Exercise goal: Search the data for "room" and copy every matching line.

Records for this task:

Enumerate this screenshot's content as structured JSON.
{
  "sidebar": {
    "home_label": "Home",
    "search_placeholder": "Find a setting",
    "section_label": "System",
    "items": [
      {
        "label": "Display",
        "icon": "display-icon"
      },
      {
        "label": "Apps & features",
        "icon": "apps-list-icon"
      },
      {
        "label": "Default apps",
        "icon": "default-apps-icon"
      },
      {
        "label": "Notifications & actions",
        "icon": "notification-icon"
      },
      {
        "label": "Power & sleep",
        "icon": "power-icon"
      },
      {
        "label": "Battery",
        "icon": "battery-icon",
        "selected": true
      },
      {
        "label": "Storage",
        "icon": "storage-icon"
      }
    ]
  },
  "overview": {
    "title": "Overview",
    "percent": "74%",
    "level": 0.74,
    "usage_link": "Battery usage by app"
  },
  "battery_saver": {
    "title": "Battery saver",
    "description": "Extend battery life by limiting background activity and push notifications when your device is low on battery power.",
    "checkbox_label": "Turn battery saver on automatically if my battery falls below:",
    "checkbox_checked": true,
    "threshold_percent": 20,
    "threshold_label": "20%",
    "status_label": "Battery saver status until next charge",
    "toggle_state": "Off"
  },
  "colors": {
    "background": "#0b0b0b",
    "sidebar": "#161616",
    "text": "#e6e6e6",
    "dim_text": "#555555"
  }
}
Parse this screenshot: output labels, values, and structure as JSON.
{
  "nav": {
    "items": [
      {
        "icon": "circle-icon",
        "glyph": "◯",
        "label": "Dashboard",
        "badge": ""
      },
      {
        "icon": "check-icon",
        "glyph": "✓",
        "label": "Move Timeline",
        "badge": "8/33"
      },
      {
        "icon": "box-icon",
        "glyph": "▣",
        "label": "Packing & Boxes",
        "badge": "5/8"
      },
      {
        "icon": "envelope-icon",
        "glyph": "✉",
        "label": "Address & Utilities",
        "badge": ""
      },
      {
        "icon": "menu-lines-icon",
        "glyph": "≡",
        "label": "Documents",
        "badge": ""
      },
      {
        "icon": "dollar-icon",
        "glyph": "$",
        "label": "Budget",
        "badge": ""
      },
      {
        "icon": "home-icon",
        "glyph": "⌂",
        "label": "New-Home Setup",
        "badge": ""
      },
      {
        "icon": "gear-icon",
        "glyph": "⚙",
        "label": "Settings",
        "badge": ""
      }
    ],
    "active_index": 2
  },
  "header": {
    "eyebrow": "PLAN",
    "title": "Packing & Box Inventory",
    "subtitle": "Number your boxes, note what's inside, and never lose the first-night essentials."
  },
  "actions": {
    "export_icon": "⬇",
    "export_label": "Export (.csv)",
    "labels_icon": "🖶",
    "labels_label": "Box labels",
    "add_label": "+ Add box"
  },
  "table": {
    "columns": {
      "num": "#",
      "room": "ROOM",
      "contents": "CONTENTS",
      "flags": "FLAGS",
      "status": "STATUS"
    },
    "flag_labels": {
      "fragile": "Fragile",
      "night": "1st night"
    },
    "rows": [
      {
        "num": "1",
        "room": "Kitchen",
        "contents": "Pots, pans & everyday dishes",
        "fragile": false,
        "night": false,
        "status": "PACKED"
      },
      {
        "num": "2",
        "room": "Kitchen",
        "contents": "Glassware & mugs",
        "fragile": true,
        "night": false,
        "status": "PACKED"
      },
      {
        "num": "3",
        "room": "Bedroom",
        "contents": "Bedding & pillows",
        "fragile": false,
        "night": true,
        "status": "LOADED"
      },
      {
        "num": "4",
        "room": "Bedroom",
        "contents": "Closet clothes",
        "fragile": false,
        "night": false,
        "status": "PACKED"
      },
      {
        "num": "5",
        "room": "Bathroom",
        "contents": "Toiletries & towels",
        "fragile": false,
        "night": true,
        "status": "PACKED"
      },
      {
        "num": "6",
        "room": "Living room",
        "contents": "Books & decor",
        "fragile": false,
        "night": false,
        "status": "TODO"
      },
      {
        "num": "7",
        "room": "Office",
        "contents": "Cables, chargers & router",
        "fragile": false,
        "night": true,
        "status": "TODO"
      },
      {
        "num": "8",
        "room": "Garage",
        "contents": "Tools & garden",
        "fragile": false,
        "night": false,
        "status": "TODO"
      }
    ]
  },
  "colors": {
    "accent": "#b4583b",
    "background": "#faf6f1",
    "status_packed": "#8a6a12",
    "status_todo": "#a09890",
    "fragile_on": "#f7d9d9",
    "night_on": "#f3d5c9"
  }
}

Result for this task:
      "room": "ROOM",
        "room": "Kitchen",
        "room": "Kitchen",
        "room": "Bedroom",
        "room": "Bedroom",
        "room": "Bathroom",
        "room": "Living room",
        "room": "Office",
        "room": "Garage",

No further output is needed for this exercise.